Wherever an image appears in the entries, drop it and reproduce everything else exactly.

##############################

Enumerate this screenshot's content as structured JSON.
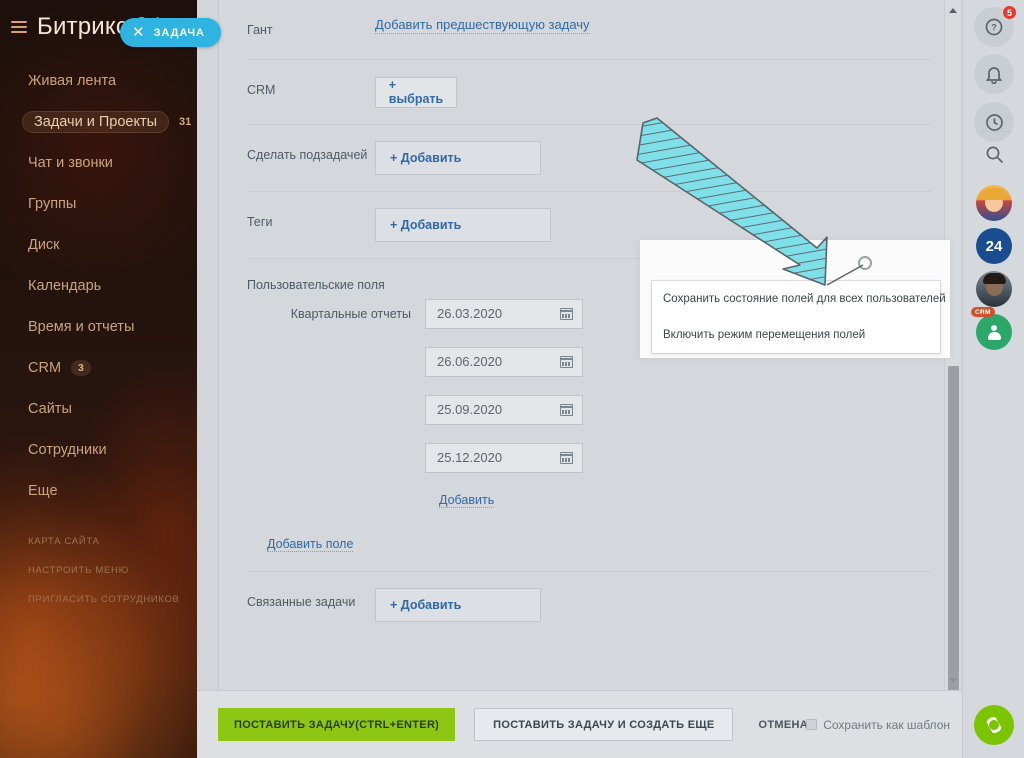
{
  "sidebar": {
    "logo": "Битрикс 24",
    "task_pill": {
      "close": "✕",
      "label": "ЗАДАЧА"
    },
    "items": [
      {
        "label": "Живая лента",
        "badge": "",
        "active": false
      },
      {
        "label": "Задачи и Проекты",
        "badge": "31",
        "active": true
      },
      {
        "label": "Чат и звонки",
        "badge": "",
        "active": false
      },
      {
        "label": "Группы",
        "badge": "",
        "active": false
      },
      {
        "label": "Диск",
        "badge": "",
        "active": false
      },
      {
        "label": "Календарь",
        "badge": "",
        "active": false
      },
      {
        "label": "Время и отчеты",
        "badge": "",
        "active": false
      },
      {
        "label": "CRM",
        "badge": "3",
        "active": false
      },
      {
        "label": "Сайты",
        "badge": "",
        "active": false
      },
      {
        "label": "Сотрудники",
        "badge": "",
        "active": false
      },
      {
        "label": "Еще",
        "badge": "",
        "active": false
      }
    ],
    "sub_items": [
      {
        "label": "КАРТА САЙТА"
      },
      {
        "label": "НАСТРОИТЬ МЕНЮ"
      },
      {
        "label": "ПРИГЛАСИТЬ СОТРУДНИКОВ"
      }
    ]
  },
  "form": {
    "gantt": {
      "label": "Гант",
      "link": "Добавить предшествующую задачу"
    },
    "crm": {
      "label": "CRM",
      "button": "+  выбрать"
    },
    "subtask": {
      "label": "Сделать подзадачей",
      "button": "+ Добавить"
    },
    "tags": {
      "label": "Теги",
      "button": "+ Добавить"
    },
    "user_fields": {
      "label": "Пользовательские поля",
      "group_label": "Квартальные отчеты",
      "dates": [
        "26.03.2020",
        "26.06.2020",
        "25.09.2020",
        "25.12.2020"
      ],
      "add_value_link": "Добавить",
      "add_field_link": "Добавить поле"
    },
    "related": {
      "label": "Связанные задачи",
      "button": "+ Добавить"
    }
  },
  "footer": {
    "primary": "ПОСТАВИТЬ ЗАДАЧУ(CTRL+ENTER)",
    "secondary": "ПОСТАВИТЬ ЗАДАЧУ И СОЗДАТЬ ЕЩЕ",
    "cancel": "ОТМЕНА",
    "template_checkbox": "Сохранить как шаблон"
  },
  "context_menu": {
    "items": [
      "Сохранить состояние полей для всех пользователей",
      "Включить режим перемещения полей"
    ]
  },
  "rail": {
    "help_badge": "5",
    "bitrix24_avatar": "24",
    "crm_tag": "CRM"
  },
  "colors": {
    "accent_blue": "#2fb3e0",
    "primary_green": "#8dc714",
    "link_blue": "#2f69a8",
    "badge_red": "#e8382d",
    "annotation_cyan": "#7fe0ea"
  }
}
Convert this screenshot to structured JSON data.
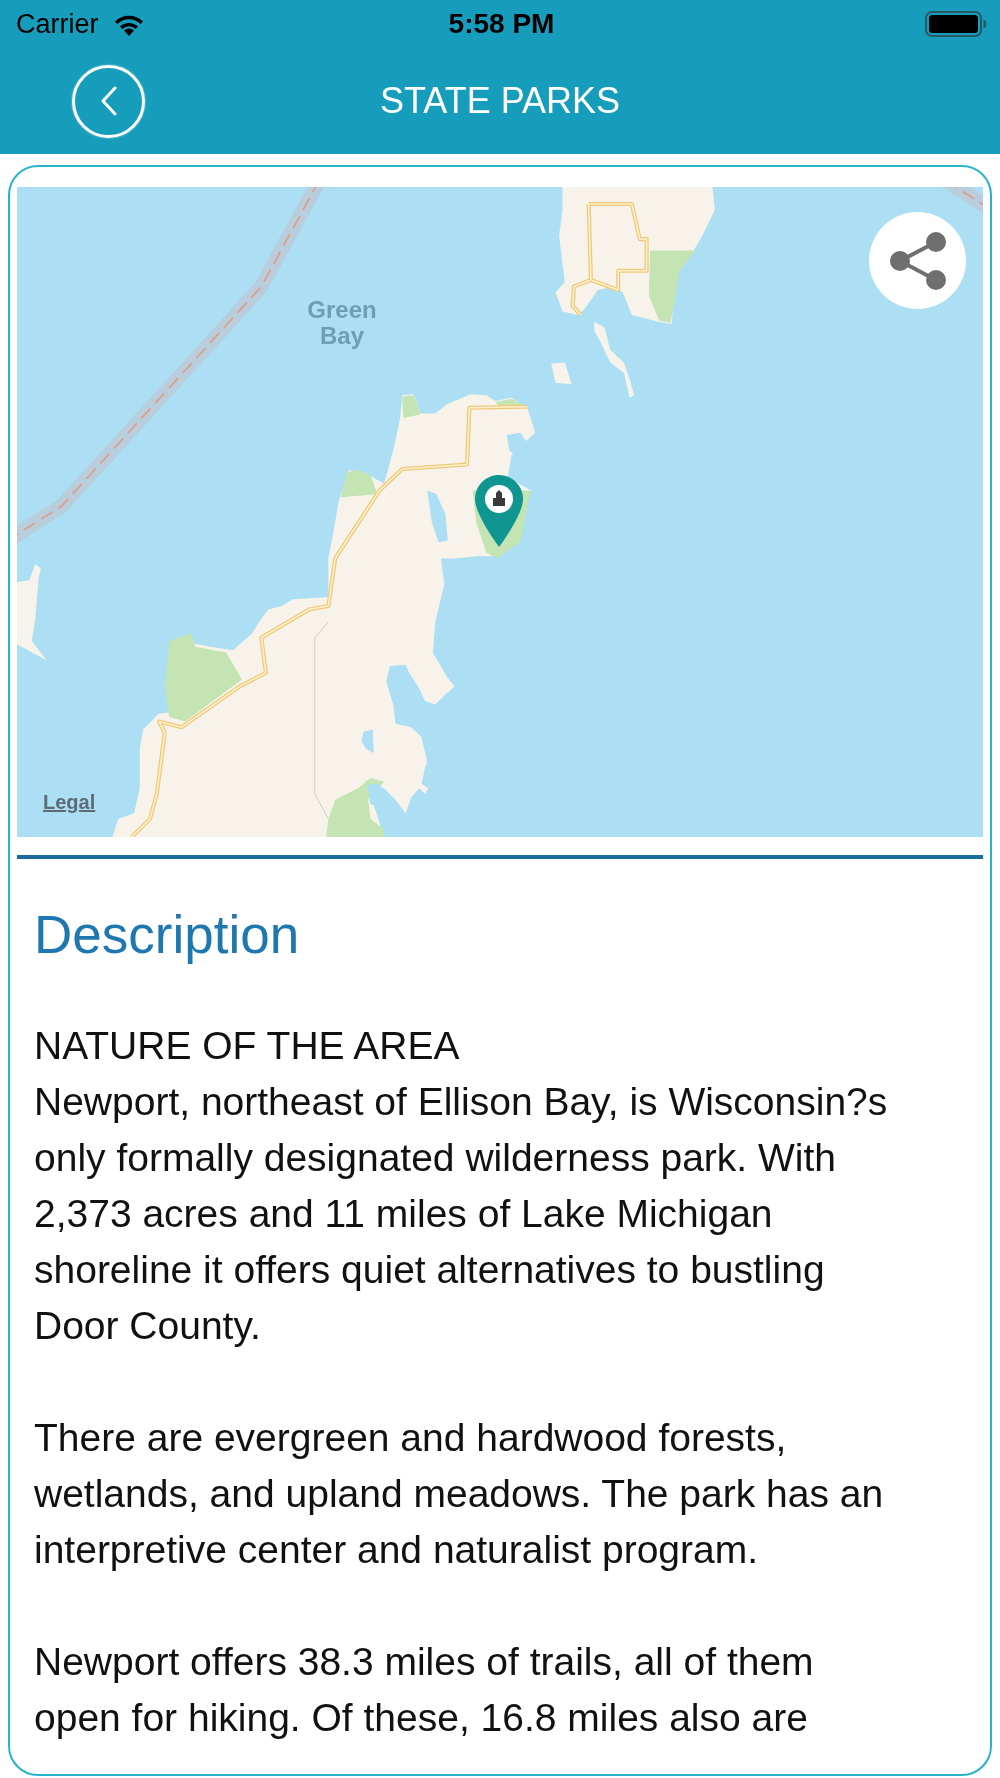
{
  "status_bar": {
    "carrier": "Carrier",
    "time": "5:58 PM"
  },
  "header": {
    "title": "STATE PARKS"
  },
  "map": {
    "label": "Green Bay",
    "legal_link": "Legal"
  },
  "description": {
    "title": "Description",
    "heading": "NATURE OF THE AREA",
    "paragraphs": [
      "Newport, northeast of Ellison Bay, is Wisconsin?s only formally designated wilderness park. With 2,373 acres and 11 miles of Lake Michigan shoreline it offers quiet alternatives to bustling Door County.",
      "There are evergreen and hardwood forests, wetlands, and upland meadows. The park has an interpretive center and naturalist program.",
      "Newport offers 38.3 miles of trails, all of them open for hiking. Of these, 16.8 miles also are"
    ]
  }
}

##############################

→ Output for this exercise
Enumerate this screenshot's content as structured JSON.
{
  "sidebar": {
    "logo": "Битрикс 24",
    "task_pill": {
      "close": "✕",
      "label": "ЗАДАЧА"
    },
    "items": [
      {
        "label": "Живая лента",
        "badge": "",
        "active": false
      },
      {
        "label": "Задачи и Проекты",
        "badge": "31",
        "active": true
      },
      {
        "label": "Чат и звонки",
        "badge": "",
        "active": false
      },
      {
        "label": "Группы",
        "badge": "",
        "active": false
      },
      {
        "label": "Диск",
        "badge": "",
        "active": false
      },
      {
        "label": "Календарь",
        "badge": "",
        "active": false
      },
      {
        "label": "Время и отчеты",
        "badge": "",
        "active": false
      },
      {
        "label": "CRM",
        "badge": "3",
        "active": false
      },
      {
        "label": "Сайты",
        "badge": "",
        "active": false
      },
      {
        "label": "Сотрудники",
        "badge": "",
        "active": false
      },
      {
        "label": "Еще",
        "badge": "",
        "active": false
      }
    ],
    "sub_items": [
      {
        "label": "КАРТА САЙТА"
      },
      {
        "label": "НАСТРОИТЬ МЕНЮ"
      },
      {
        "label": "ПРИГЛАСИТЬ СОТРУДНИКОВ"
      }
    ]
  },
  "form": {
    "gantt": {
      "label": "Гант",
      "link": "Добавить предшествующую задачу"
    },
    "crm": {
      "label": "CRM",
      "button": "+  выбрать"
    },
    "subtask": {
      "label": "Сделать подзадачей",
      "button": "+ Добавить"
    },
    "tags": {
      "label": "Теги",
      "button": "+ Добавить"
    },
    "user_fields": {
      "label": "Пользовательские поля",
      "group_label": "Квартальные отчеты",
      "dates": [
        "26.03.2020",
        "26.06.2020",
        "25.09.2020",
        "25.12.2020"
      ],
      "add_value_link": "Добавить",
      "add_field_link": "Добавить поле"
    },
    "related": {
      "label": "Связанные задачи",
      "button": "+ Добавить"
    }
  },
  "footer": {
    "primary": "ПОСТАВИТЬ ЗАДАЧУ(CTRL+ENTER)",
    "secondary": "ПОСТАВИТЬ ЗАДАЧУ И СОЗДАТЬ ЕЩЕ",
    "cancel": "ОТМЕНА",
    "template_checkbox": "Сохранить как шаблон"
  },
  "context_menu": {
    "items": [
      "Сохранить состояние полей для всех пользователей",
      "Включить режим перемещения полей"
    ]
  },
  "rail": {
    "help_badge": "5",
    "bitrix24_avatar": "24",
    "crm_tag": "CRM"
  },
  "colors": {
    "accent_blue": "#2fb3e0",
    "primary_green": "#8dc714",
    "link_blue": "#2f69a8",
    "badge_red": "#e8382d",
    "annotation_cyan": "#7fe0ea"
  }
}
Convert this screenshot to structured JSON data.
{
  "status_bar": {
    "carrier": "Carrier",
    "time": "5:58 PM"
  },
  "header": {
    "title": "STATE PARKS"
  },
  "map": {
    "label": "Green Bay",
    "legal_link": "Legal"
  },
  "description": {
    "title": "Description",
    "heading": "NATURE OF THE AREA",
    "paragraphs": [
      "Newport, northeast of Ellison Bay, is Wisconsin?s only formally designated wilderness park. With 2,373 acres and 11 miles of Lake Michigan shoreline it offers quiet alternatives to bustling Door County.",
      "There are evergreen and hardwood forests, wetlands, and upland meadows. The park has an interpretive center and naturalist program.",
      "Newport offers 38.3 miles of trails, all of them open for hiking. Of these, 16.8 miles also are"
    ]
  }
}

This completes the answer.